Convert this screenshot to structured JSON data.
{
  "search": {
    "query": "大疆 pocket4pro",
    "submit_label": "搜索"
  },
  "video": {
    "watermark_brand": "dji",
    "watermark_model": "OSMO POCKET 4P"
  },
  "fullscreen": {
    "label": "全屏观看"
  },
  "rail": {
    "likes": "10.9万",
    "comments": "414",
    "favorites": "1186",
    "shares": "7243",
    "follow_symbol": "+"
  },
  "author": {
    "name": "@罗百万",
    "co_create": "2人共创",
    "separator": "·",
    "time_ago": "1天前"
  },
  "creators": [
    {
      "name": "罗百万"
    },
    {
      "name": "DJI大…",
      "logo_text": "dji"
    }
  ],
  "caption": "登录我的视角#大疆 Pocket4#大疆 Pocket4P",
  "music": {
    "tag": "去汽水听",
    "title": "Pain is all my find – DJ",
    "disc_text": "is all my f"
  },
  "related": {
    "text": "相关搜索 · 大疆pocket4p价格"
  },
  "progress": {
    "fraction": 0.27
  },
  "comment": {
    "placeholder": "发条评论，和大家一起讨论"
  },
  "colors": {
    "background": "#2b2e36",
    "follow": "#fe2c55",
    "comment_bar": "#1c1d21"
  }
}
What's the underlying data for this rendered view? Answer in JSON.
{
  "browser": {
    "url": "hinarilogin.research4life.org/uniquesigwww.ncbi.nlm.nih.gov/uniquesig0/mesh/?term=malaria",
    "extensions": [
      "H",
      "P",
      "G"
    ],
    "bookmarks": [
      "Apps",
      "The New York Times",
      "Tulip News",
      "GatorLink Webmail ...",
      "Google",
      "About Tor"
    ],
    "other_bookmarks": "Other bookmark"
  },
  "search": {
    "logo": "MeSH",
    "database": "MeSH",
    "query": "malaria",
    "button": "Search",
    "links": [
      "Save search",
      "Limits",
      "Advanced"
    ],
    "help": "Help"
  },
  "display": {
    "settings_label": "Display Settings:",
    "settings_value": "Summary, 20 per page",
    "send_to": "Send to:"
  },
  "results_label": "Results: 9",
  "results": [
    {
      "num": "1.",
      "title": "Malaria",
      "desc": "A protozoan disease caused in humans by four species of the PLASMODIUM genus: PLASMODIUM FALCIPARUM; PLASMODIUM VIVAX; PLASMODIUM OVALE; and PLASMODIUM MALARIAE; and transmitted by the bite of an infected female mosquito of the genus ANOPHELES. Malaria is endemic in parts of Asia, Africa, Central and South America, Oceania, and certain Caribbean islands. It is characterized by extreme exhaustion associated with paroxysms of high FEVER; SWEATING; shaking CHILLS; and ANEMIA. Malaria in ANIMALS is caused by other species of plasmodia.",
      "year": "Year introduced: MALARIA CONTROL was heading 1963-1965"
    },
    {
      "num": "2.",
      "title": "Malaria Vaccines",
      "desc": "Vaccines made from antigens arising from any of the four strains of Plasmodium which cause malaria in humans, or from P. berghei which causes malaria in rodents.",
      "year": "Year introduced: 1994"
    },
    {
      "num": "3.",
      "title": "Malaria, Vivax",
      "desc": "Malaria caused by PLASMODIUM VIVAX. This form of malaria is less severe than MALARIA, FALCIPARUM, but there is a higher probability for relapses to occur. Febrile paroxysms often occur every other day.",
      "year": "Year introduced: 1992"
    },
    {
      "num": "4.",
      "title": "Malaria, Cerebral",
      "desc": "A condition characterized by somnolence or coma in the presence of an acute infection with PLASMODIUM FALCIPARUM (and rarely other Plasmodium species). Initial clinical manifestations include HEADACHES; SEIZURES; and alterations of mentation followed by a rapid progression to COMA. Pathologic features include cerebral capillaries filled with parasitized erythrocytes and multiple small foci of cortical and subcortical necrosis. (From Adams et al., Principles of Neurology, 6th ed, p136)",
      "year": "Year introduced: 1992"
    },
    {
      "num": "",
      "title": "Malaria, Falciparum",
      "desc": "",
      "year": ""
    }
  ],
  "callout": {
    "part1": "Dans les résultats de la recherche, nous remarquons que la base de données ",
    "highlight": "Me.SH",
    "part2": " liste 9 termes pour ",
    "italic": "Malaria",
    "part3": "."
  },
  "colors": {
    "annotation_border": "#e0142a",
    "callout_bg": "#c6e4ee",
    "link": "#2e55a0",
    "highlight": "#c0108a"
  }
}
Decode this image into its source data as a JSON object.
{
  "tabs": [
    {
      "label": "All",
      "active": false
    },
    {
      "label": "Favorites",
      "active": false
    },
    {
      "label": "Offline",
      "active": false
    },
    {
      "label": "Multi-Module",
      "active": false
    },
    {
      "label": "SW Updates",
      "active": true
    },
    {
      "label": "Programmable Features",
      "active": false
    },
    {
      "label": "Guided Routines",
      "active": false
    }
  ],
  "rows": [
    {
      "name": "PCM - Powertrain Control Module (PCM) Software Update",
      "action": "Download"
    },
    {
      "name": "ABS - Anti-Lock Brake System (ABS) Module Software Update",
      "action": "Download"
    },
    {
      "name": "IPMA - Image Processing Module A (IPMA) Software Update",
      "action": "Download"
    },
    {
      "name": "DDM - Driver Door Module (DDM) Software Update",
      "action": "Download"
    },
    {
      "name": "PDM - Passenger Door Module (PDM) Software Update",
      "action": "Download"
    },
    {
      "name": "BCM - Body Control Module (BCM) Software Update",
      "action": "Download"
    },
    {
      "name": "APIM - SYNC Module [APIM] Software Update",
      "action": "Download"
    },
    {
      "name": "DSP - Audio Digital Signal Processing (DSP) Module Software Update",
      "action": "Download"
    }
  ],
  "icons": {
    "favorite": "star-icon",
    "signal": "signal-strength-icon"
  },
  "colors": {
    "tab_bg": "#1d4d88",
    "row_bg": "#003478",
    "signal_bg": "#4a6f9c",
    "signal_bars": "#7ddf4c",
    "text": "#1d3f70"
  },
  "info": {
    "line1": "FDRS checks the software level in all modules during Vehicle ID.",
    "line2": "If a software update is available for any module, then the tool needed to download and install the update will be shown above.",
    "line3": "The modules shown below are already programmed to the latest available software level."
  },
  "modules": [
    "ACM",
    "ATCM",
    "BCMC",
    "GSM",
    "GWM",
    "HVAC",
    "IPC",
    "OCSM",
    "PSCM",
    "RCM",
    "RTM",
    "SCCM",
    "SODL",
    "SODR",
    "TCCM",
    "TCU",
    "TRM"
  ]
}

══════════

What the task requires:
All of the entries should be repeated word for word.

Result of this exercise:
Convert this screenshot to structured JSON data.
{
  "search": {
    "query": "大疆 pocket4pro",
    "submit_label": "搜索"
  },
  "video": {
    "watermark_brand": "dji",
    "watermark_model": "OSMO POCKET 4P"
  },
  "fullscreen": {
    "label": "全屏观看"
  },
  "rail": {
    "likes": "10.9万",
    "comments": "414",
    "favorites": "1186",
    "shares": "7243",
    "follow_symbol": "+"
  },
  "author": {
    "name": "@罗百万",
    "co_create": "2人共创",
    "separator": "·",
    "time_ago": "1天前"
  },
  "creators": [
    {
      "name": "罗百万"
    },
    {
      "name": "DJI大…",
      "logo_text": "dji"
    }
  ],
  "caption": "登录我的视角#大疆 Pocket4#大疆 Pocket4P",
  "music": {
    "tag": "去汽水听",
    "title": "Pain is all my find – DJ",
    "disc_text": "is all my f"
  },
  "related": {
    "text": "相关搜索 · 大疆pocket4p价格"
  },
  "progress": {
    "fraction": 0.27
  },
  "comment": {
    "placeholder": "发条评论，和大家一起讨论"
  },
  "colors": {
    "background": "#2b2e36",
    "follow": "#fe2c55",
    "comment_bar": "#1c1d21"
  }
}
What's the underlying data for this rendered view? Answer in JSON.
{
  "browser": {
    "url": "hinarilogin.research4life.org/uniquesigwww.ncbi.nlm.nih.gov/uniquesig0/mesh/?term=malaria",
    "extensions": [
      "H",
      "P",
      "G"
    ],
    "bookmarks": [
      "Apps",
      "The New York Times",
      "Tulip News",
      "GatorLink Webmail ...",
      "Google",
      "About Tor"
    ],
    "other_bookmarks": "Other bookmark"
  },
  "search": {
    "logo": "MeSH",
    "database": "MeSH",
    "query": "malaria",
    "button": "Search",
    "links": [
      "Save search",
      "Limits",
      "Advanced"
    ],
    "help": "Help"
  },
  "display": {
    "settings_label": "Display Settings:",
    "settings_value": "Summary, 20 per page",
    "send_to": "Send to:"
  },
  "results_label": "Results: 9",
  "results": [
    {
      "num": "1.",
      "title": "Malaria",
      "desc": "A protozoan disease caused in humans by four species of the PLASMODIUM genus: PLASMODIUM FALCIPARUM; PLASMODIUM VIVAX; PLASMODIUM OVALE; and PLASMODIUM MALARIAE; and transmitted by the bite of an infected female mosquito of the genus ANOPHELES. Malaria is endemic in parts of Asia, Africa, Central and South America, Oceania, and certain Caribbean islands. It is characterized by extreme exhaustion associated with paroxysms of high FEVER; SWEATING; shaking CHILLS; and ANEMIA. Malaria in ANIMALS is caused by other species of plasmodia.",
      "year": "Year introduced: MALARIA CONTROL was heading 1963-1965"
    },
    {
      "num": "2.",
      "title": "Malaria Vaccines",
      "desc": "Vaccines made from antigens arising from any of the four strains of Plasmodium which cause malaria in humans, or from P. berghei which causes malaria in rodents.",
      "year": "Year introduced: 1994"
    },
    {
      "num": "3.",
      "title": "Malaria, Vivax",
      "desc": "Malaria caused by PLASMODIUM VIVAX. This form of malaria is less severe than MALARIA, FALCIPARUM, but there is a higher probability for relapses to occur. Febrile paroxysms often occur every other day.",
      "year": "Year introduced: 1992"
    },
    {
      "num": "4.",
      "title": "Malaria, Cerebral",
      "desc": "A condition characterized by somnolence or coma in the presence of an acute infection with PLASMODIUM FALCIPARUM (and rarely other Plasmodium species). Initial clinical manifestations include HEADACHES; SEIZURES; and alterations of mentation followed by a rapid progression to COMA. Pathologic features include cerebral capillaries filled with parasitized erythrocytes and multiple small foci of cortical and subcortical necrosis. (From Adams et al., Principles of Neurology, 6th ed, p136)",
      "year": "Year introduced: 1992"
    },
    {
      "num": "",
      "title": "Malaria, Falciparum",
      "desc": "",
      "year": ""
    }
  ],
  "callout": {
    "part1": "Dans les résultats de la recherche, nous remarquons que la base de données ",
    "highlight": "Me.SH",
    "part2": " liste 9 termes pour ",
    "italic": "Malaria",
    "part3": "."
  },
  "colors": {
    "annotation_border": "#e0142a",
    "callout_bg": "#c6e4ee",
    "link": "#2e55a0",
    "highlight": "#c0108a"
  }
}
Decode this image into its source data as a JSON object.
{
  "tabs": [
    {
      "label": "All",
      "active": false
    },
    {
      "label": "Favorites",
      "active": false
    },
    {
      "label": "Offline",
      "active": false
    },
    {
      "label": "Multi-Module",
      "active": false
    },
    {
      "label": "SW Updates",
      "active": true
    },
    {
      "label": "Programmable Features",
      "active": false
    },
    {
      "label": "Guided Routines",
      "active": false
    }
  ],
  "rows": [
    {
      "name": "PCM - Powertrain Control Module (PCM) Software Update",
      "action": "Download"
    },
    {
      "name": "ABS - Anti-Lock Brake System (ABS) Module Software Update",
      "action": "Download"
    },
    {
      "name": "IPMA - Image Processing Module A (IPMA) Software Update",
      "action": "Download"
    },
    {
      "name": "DDM - Driver Door Module (DDM) Software Update",
      "action": "Download"
    },
    {
      "name": "PDM - Passenger Door Module (PDM) Software Update",
      "action": "Download"
    },
    {
      "name": "BCM - Body Control Module (BCM) Software Update",
      "action": "Download"
    },
    {
      "name": "APIM - SYNC Module [APIM] Software Update",
      "action": "Download"
    },
    {
      "name": "DSP - Audio Digital Signal Processing (DSP) Module Software Update",
      "action": "Download"
    }
  ],
  "icons": {
    "favorite": "star-icon",
    "signal": "signal-strength-icon"
  },
  "colors": {
    "tab_bg": "#1d4d88",
    "row_bg": "#003478",
    "signal_bg": "#4a6f9c",
    "signal_bars": "#7ddf4c",
    "text": "#1d3f70"
  },
  "info": {
    "line1": "FDRS checks the software level in all modules during Vehicle ID.",
    "line2": "If a software update is available for any module, then the tool needed to download and install the update will be shown above.",
    "line3": "The modules shown below are already programmed to the latest available software level."
  },
  "modules": [
    "ACM",
    "ATCM",
    "BCMC",
    "GSM",
    "GWM",
    "HVAC",
    "IPC",
    "OCSM",
    "PSCM",
    "RCM",
    "RTM",
    "SCCM",
    "SODL",
    "SODR",
    "TCCM",
    "TCU",
    "TRM"
  ]
}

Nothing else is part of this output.